Work instruction = Every line of the listing is to be returned exactly as given.
-------- Supplied records
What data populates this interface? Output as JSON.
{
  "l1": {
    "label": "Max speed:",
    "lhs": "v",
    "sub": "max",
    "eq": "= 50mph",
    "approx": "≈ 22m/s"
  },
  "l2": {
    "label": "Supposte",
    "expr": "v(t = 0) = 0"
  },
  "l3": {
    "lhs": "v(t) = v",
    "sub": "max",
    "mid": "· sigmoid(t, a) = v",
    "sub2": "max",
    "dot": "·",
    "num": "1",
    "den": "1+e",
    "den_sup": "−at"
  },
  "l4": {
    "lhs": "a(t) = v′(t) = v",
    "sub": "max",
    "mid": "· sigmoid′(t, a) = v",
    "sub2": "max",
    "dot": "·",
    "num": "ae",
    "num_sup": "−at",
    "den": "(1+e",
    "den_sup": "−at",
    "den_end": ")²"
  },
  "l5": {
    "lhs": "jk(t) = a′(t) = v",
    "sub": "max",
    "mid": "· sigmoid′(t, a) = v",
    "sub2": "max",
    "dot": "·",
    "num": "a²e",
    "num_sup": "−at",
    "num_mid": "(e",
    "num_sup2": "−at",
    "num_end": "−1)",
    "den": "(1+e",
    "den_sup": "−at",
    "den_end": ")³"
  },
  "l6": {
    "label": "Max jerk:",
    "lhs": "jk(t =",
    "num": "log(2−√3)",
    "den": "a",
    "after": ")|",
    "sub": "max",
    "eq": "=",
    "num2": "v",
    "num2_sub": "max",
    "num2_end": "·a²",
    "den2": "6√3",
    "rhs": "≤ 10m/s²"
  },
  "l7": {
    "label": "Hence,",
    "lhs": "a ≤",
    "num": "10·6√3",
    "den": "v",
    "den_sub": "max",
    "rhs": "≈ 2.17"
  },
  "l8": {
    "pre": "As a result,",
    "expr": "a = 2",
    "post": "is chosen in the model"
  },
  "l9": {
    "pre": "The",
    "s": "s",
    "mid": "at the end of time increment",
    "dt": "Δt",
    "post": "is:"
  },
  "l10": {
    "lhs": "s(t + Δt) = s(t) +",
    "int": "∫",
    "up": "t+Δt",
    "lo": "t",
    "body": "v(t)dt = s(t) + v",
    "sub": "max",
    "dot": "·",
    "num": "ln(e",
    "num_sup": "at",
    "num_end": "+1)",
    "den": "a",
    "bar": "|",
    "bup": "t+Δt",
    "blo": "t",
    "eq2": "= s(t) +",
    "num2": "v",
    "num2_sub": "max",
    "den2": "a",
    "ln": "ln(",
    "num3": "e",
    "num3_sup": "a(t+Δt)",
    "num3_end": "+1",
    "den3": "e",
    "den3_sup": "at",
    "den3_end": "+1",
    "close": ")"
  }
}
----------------
Solution below =
What data populates this interface? Output as JSON.
{
  "l1": {
    "label": "Max speed:",
    "lhs": "v",
    "sub": "max",
    "eq": "= 50mph",
    "approx": "≈ 22m/s"
  },
  "l2": {
    "label": "Supposte",
    "expr": "v(t = 0) = 0"
  },
  "l3": {
    "lhs": "v(t) = v",
    "sub": "max",
    "mid": "· sigmoid(t, a) = v",
    "sub2": "max",
    "dot": "·",
    "num": "1",
    "den": "1+e",
    "den_sup": "−at"
  },
  "l4": {
    "lhs": "a(t) = v′(t) = v",
    "sub": "max",
    "mid": "· sigmoid′(t, a) = v",
    "sub2": "max",
    "dot": "·",
    "num": "ae",
    "num_sup": "−at",
    "den": "(1+e",
    "den_sup": "−at",
    "den_end": ")²"
  },
  "l5": {
    "lhs": "jk(t) = a′(t) = v",
    "sub": "max",
    "mid": "· sigmoid′(t, a) = v",
    "sub2": "max",
    "dot": "·",
    "num": "a²e",
    "num_sup": "−at",
    "num_mid": "(e",
    "num_sup2": "−at",
    "num_end": "−1)",
    "den": "(1+e",
    "den_sup": "−at",
    "den_end": ")³"
  },
  "l6": {
    "label": "Max jerk:",
    "lhs": "jk(t =",
    "num": "log(2−√3)",
    "den": "a",
    "after": ")|",
    "sub": "max",
    "eq": "=",
    "num2": "v",
    "num2_sub": "max",
    "num2_end": "·a²",
    "den2": "6√3",
    "rhs": "≤ 10m/s²"
  },
  "l7": {
    "label": "Hence,",
    "lhs": "a ≤",
    "num": "10·6√3",
    "den": "v",
    "den_sub": "max",
    "rhs": "≈ 2.17"
  },
  "l8": {
    "pre": "As a result,",
    "expr": "a = 2",
    "post": "is chosen in the model"
  },
  "l9": {
    "pre": "The",
    "s": "s",
    "mid": "at the end of time increment",
    "dt": "Δt",
    "post": "is:"
  },
  "l10": {
    "lhs": "s(t + Δt) = s(t) +",
    "int": "∫",
    "up": "t+Δt",
    "lo": "t",
    "body": "v(t)dt = s(t) + v",
    "sub": "max",
    "dot": "·",
    "num": "ln(e",
    "num_sup": "at",
    "num_end": "+1)",
    "den": "a",
    "bar": "|",
    "bup": "t+Δt",
    "blo": "t",
    "eq2": "= s(t) +",
    "num2": "v",
    "num2_sub": "max",
    "den2": "a",
    "ln": "ln(",
    "num3": "e",
    "num3_sup": "a(t+Δt)",
    "num3_end": "+1",
    "den3": "e",
    "den3_sup": "at",
    "den3_end": "+1",
    "close": ")"
  }
}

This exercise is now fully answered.